Each of us is controlled in some way by shame, one of the ugliest emotions in human experience. It saps our self-respect, builds walls between people, and forces us to create elaborate defenses to protect ourselves. This informative and practical analysis of the role of shame in our lives helps us to understand the root of our insecurity. Only by facing and coming to terms with our shame can we begin to resolve insecurities and become free to participate fully in life. Nichols discusses love and worth, the social sources of humiliation, the frustration of adolescence, and positive parenting, among other important topics, in this wonderful combination of clinical sophistication, common sense, and humanity!
No Place to Hide: Alpha Company at Nui Ba Den puts into words what few can imagine and even fewer have experiencedthe harrowing and life-altering experience of facing deadly assaults from snipers. The U.S. Armys Alpha Company, deployed in Vietnam in 1969, followed orders sending it toward a mountain, Nui Ba Den. There they encountered North Vietnamese snipers, secure on higher ground, who subjected the company to two days of unremitting attack. In the end, nine members of the company and two of Charlie Company who came to their aid lost their lives. The author, Bill Sly, survived both the battle at Nui Ba Den and the Vietnam War. A college degree in history education and his military duties writing narratives to support awards of the Medal of Honor provided him with the background and expertise to bring to life his first-hand experience with the war and this particular engagement. In the pages of No Place to Hide, he tells the story of this company and its men who served, fought, and died and those who survived to remember and to remind others of the sacrifices of their comrades. No Place to Hide: Alpha Company at Nui Ba Den honors the men who fought together, remembers the sacrifices of those who died, and preserves the history of the events it depicts.
It's not every day you see your childhood friend and one-time crush on national news. Jackie Sellers just wishes it were under different circumstances. She can't believe that Ian Lockwood is wanted in connection with a terrorist plot, and she's determined to find him and help him clear his name. But she's not the only one looking. The FBI wants him captured. The bad guys want him dead. Ian just wants to stay alive long enough to save thousands of innocent lives.

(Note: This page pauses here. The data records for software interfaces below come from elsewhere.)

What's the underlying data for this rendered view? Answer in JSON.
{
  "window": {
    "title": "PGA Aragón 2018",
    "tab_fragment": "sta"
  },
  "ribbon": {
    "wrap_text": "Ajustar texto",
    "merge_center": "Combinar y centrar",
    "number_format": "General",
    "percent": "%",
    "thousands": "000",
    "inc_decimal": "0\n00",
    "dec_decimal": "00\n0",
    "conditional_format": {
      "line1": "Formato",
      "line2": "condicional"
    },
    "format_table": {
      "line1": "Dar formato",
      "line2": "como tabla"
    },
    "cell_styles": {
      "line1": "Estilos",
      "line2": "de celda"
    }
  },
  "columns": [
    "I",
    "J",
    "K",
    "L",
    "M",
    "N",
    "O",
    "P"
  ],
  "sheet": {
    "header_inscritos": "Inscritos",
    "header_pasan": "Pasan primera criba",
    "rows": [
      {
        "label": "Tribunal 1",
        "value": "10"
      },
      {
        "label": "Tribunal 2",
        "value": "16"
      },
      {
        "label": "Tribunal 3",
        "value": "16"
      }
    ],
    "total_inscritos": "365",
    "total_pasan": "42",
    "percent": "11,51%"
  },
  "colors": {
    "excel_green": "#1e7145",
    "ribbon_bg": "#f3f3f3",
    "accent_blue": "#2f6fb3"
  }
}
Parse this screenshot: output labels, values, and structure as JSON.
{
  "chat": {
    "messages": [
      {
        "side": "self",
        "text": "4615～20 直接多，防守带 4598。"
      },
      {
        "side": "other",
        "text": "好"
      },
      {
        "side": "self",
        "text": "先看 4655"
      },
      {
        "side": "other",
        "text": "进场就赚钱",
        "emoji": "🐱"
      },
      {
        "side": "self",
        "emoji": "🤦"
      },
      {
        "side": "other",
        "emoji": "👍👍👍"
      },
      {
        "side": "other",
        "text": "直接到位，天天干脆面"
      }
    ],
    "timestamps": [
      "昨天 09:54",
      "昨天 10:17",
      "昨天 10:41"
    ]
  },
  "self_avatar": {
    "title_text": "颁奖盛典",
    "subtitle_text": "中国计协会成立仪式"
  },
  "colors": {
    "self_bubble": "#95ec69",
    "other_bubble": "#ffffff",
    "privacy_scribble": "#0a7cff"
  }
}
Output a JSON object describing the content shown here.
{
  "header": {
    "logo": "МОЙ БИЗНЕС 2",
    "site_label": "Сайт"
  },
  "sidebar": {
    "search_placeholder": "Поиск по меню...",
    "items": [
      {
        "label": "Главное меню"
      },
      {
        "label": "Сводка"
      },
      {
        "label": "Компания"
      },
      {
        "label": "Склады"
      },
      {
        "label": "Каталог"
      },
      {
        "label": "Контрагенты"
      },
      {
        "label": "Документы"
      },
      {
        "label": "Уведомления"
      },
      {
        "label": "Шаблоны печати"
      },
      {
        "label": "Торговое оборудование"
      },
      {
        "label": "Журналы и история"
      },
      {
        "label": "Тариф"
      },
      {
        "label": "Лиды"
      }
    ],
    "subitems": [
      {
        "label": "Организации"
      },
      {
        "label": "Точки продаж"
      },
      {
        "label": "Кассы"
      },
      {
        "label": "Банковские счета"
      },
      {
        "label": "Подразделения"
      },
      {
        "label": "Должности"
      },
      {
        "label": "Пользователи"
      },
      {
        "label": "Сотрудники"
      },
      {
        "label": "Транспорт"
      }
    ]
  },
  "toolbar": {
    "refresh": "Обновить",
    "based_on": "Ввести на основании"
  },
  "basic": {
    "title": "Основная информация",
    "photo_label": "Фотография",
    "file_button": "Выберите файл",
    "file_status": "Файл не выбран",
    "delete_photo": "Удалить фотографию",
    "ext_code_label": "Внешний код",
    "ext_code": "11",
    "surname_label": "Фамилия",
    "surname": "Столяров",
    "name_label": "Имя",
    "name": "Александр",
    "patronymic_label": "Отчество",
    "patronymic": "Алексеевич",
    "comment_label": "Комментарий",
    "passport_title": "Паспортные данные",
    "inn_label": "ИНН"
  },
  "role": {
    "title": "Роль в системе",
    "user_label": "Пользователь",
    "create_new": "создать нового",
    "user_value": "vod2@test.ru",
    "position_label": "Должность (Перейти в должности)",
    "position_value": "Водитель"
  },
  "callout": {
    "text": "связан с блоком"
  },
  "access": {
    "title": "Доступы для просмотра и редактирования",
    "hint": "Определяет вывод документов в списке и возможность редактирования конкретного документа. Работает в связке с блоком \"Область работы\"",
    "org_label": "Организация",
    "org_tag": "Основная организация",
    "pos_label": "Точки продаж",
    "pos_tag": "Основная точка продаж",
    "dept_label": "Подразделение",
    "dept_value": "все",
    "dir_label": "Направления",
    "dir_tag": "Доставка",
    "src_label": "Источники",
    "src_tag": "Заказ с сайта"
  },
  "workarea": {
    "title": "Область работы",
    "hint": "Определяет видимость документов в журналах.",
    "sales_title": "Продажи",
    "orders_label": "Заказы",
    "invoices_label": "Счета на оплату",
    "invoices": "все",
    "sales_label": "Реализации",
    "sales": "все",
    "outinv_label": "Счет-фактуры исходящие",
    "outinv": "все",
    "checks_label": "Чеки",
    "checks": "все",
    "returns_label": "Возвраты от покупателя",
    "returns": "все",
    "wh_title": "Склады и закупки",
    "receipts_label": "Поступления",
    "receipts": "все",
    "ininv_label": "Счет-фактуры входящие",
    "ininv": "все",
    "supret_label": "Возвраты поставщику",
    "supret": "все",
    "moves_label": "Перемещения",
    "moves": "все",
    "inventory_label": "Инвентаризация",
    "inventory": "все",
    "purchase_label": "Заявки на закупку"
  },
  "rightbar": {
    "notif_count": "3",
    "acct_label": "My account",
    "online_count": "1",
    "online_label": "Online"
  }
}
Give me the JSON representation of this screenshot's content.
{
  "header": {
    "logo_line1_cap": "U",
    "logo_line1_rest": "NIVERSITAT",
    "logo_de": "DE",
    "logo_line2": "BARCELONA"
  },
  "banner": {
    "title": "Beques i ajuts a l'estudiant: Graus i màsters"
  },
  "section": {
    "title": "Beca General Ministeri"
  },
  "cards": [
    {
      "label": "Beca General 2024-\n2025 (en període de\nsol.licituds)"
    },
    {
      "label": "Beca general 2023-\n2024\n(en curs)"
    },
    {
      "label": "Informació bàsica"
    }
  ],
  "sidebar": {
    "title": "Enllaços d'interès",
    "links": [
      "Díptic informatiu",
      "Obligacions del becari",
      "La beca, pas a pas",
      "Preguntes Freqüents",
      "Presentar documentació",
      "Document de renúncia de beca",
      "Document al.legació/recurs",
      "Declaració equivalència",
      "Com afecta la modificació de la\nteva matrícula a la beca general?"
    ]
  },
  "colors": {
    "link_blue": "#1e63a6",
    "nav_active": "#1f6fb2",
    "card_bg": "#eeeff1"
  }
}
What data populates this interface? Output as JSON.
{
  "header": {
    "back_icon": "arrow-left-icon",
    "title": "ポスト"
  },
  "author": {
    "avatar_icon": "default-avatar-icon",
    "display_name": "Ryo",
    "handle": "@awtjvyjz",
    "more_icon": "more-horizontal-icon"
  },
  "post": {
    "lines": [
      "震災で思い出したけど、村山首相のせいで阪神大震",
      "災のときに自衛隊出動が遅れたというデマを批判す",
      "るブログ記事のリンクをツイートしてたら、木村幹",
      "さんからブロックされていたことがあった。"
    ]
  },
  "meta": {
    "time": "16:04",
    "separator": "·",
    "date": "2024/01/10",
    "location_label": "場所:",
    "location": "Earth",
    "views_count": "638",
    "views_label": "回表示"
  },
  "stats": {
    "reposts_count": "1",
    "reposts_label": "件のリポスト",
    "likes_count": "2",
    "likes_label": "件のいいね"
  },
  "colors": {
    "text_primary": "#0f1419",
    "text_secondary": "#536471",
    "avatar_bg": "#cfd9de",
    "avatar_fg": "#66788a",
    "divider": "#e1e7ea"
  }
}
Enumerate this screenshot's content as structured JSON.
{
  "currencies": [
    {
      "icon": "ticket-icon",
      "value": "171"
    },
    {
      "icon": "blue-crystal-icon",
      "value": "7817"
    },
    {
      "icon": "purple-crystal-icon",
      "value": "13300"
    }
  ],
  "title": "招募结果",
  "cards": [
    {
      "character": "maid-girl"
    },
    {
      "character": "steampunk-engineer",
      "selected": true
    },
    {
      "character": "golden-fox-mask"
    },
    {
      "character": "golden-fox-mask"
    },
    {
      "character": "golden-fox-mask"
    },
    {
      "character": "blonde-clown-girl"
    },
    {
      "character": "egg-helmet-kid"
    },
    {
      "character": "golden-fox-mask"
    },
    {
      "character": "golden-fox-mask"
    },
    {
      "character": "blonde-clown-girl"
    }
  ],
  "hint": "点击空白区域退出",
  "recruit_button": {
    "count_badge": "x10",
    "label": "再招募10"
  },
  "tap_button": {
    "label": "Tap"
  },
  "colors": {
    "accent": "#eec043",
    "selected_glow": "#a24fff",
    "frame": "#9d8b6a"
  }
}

Lynette Eason throws readers right into the action from page one, propelling them along a dangerous road and asking the provocative question of how far we'd be willing to go if we were up against a wall.
John Rennie is an officer in the SIS. Unshakeable dedicated Rennie is a true professional. He is sent to Paris to investigate the kidnapping of another SIS officer. The trail leads him to Amsterdam and to the Arab terrorist cell responsible for the abduction. Rennie is ordered to snatch the children of a prominent Arab and the SIS officer is released. But Rennie is not happy about the distress caused to the children and he resigns threatening to expose the SIS 'dirty tricks' department. Tipped off that he is to be eliminated he makes his way secretly to Canada with his drop-out girlfriend from Amsterdam. But escaping his old life could never be so easy...